== Exercise instructions ==
What follows are records. Restate all of them word for word.

Data records for software interfaces:

=== Section Start ===

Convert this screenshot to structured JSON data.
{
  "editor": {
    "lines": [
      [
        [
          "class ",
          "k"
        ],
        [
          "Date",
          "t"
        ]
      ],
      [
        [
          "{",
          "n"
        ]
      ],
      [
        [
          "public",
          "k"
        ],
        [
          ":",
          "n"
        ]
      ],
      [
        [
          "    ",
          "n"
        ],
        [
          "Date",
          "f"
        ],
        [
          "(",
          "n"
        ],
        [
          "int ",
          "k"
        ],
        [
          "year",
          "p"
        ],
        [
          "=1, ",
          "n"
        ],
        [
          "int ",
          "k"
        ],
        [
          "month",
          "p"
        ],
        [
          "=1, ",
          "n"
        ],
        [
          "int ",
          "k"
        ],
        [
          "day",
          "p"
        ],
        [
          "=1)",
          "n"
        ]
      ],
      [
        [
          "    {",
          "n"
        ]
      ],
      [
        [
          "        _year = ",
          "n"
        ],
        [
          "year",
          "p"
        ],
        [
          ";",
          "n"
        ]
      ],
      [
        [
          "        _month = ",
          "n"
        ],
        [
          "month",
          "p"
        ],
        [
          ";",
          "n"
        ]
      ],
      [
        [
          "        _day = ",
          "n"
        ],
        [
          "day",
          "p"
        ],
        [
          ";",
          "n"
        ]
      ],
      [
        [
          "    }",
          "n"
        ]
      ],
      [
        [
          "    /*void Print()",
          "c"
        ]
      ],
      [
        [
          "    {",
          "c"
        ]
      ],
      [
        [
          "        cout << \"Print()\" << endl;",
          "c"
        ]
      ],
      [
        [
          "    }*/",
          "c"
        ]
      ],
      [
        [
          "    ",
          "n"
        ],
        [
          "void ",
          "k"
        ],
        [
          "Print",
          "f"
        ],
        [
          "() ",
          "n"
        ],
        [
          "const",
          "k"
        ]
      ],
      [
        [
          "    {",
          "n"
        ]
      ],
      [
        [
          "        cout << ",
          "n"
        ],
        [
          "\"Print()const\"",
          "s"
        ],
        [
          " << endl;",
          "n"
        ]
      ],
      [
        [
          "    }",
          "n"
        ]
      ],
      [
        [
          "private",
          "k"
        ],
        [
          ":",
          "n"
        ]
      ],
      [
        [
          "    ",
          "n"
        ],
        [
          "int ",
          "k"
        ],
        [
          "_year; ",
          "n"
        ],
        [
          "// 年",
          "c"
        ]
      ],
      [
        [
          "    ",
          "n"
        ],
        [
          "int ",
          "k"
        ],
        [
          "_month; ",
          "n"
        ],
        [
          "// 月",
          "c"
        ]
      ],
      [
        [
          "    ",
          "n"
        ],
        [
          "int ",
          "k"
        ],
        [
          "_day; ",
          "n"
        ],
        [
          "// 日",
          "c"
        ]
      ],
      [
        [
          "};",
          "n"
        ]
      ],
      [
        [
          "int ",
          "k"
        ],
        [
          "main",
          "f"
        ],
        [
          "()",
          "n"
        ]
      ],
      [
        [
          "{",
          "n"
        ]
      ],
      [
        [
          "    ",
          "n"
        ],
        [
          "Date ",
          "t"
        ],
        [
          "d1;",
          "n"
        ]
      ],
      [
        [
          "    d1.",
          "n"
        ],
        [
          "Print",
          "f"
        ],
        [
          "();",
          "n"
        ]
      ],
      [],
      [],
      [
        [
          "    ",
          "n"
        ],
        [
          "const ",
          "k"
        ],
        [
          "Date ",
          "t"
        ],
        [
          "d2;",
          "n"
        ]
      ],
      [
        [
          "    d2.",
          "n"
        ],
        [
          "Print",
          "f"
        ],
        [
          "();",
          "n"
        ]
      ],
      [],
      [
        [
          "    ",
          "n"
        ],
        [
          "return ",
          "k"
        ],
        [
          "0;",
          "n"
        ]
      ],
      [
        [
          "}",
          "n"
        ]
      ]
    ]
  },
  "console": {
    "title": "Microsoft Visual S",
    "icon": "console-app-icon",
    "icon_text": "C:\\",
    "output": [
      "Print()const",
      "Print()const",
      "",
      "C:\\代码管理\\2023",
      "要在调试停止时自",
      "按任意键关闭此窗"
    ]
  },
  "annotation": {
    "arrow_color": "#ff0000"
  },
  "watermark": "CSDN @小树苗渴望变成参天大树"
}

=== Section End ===

== Result of this task ==
Convert this screenshot to structured JSON data.
{
  "editor": {
    "lines": [
      [
        [
          "class ",
          "k"
        ],
        [
          "Date",
          "t"
        ]
      ],
      [
        [
          "{",
          "n"
        ]
      ],
      [
        [
          "public",
          "k"
        ],
        [
          ":",
          "n"
        ]
      ],
      [
        [
          "    ",
          "n"
        ],
        [
          "Date",
          "f"
        ],
        [
          "(",
          "n"
        ],
        [
          "int ",
          "k"
        ],
        [
          "year",
          "p"
        ],
        [
          "=1, ",
          "n"
        ],
        [
          "int ",
          "k"
        ],
        [
          "month",
          "p"
        ],
        [
          "=1, ",
          "n"
        ],
        [
          "int ",
          "k"
        ],
        [
          "day",
          "p"
        ],
        [
          "=1)",
          "n"
        ]
      ],
      [
        [
          "    {",
          "n"
        ]
      ],
      [
        [
          "        _year = ",
          "n"
        ],
        [
          "year",
          "p"
        ],
        [
          ";",
          "n"
        ]
      ],
      [
        [
          "        _month = ",
          "n"
        ],
        [
          "month",
          "p"
        ],
        [
          ";",
          "n"
        ]
      ],
      [
        [
          "        _day = ",
          "n"
        ],
        [
          "day",
          "p"
        ],
        [
          ";",
          "n"
        ]
      ],
      [
        [
          "    }",
          "n"
        ]
      ],
      [
        [
          "    /*void Print()",
          "c"
        ]
      ],
      [
        [
          "    {",
          "c"
        ]
      ],
      [
        [
          "        cout << \"Print()\" << endl;",
          "c"
        ]
      ],
      [
        [
          "    }*/",
          "c"
        ]
      ],
      [
        [
          "    ",
          "n"
        ],
        [
          "void ",
          "k"
        ],
        [
          "Print",
          "f"
        ],
        [
          "() ",
          "n"
        ],
        [
          "const",
          "k"
        ]
      ],
      [
        [
          "    {",
          "n"
        ]
      ],
      [
        [
          "        cout << ",
          "n"
        ],
        [
          "\"Print()const\"",
          "s"
        ],
        [
          " << endl;",
          "n"
        ]
      ],
      [
        [
          "    }",
          "n"
        ]
      ],
      [
        [
          "private",
          "k"
        ],
        [
          ":",
          "n"
        ]
      ],
      [
        [
          "    ",
          "n"
        ],
        [
          "int ",
          "k"
        ],
        [
          "_year; ",
          "n"
        ],
        [
          "// 年",
          "c"
        ]
      ],
      [
        [
          "    ",
          "n"
        ],
        [
          "int ",
          "k"
        ],
        [
          "_month; ",
          "n"
        ],
        [
          "// 月",
          "c"
        ]
      ],
      [
        [
          "    ",
          "n"
        ],
        [
          "int ",
          "k"
        ],
        [
          "_day; ",
          "n"
        ],
        [
          "// 日",
          "c"
        ]
      ],
      [
        [
          "};",
          "n"
        ]
      ],
      [
        [
          "int ",
          "k"
        ],
        [
          "main",
          "f"
        ],
        [
          "()",
          "n"
        ]
      ],
      [
        [
          "{",
          "n"
        ]
      ],
      [
        [
          "    ",
          "n"
        ],
        [
          "Date ",
          "t"
        ],
        [
          "d1;",
          "n"
        ]
      ],
      [
        [
          "    d1.",
          "n"
        ],
        [
          "Print",
          "f"
        ],
        [
          "();",
          "n"
        ]
      ],
      [],
      [],
      [
        [
          "    ",
          "n"
        ],
        [
          "const ",
          "k"
        ],
        [
          "Date ",
          "t"
        ],
        [
          "d2;",
          "n"
        ]
      ],
      [
        [
          "    d2.",
          "n"
        ],
        [
          "Print",
          "f"
        ],
        [
          "();",
          "n"
        ]
      ],
      [],
      [
        [
          "    ",
          "n"
        ],
        [
          "return ",
          "k"
        ],
        [
          "0;",
          "n"
        ]
      ],
      [
        [
          "}",
          "n"
        ]
      ]
    ]
  },
  "console": {
    "title": "Microsoft Visual S",
    "icon": "console-app-icon",
    "icon_text": "C:\\",
    "output": [
      "Print()const",
      "Print()const",
      "",
      "C:\\代码管理\\2023",
      "要在调试停止时自",
      "按任意键关闭此窗"
    ]
  },
  "annotation": {
    "arrow_color": "#ff0000"
  },
  "watermark": "CSDN @小树苗渴望变成参天大树"
}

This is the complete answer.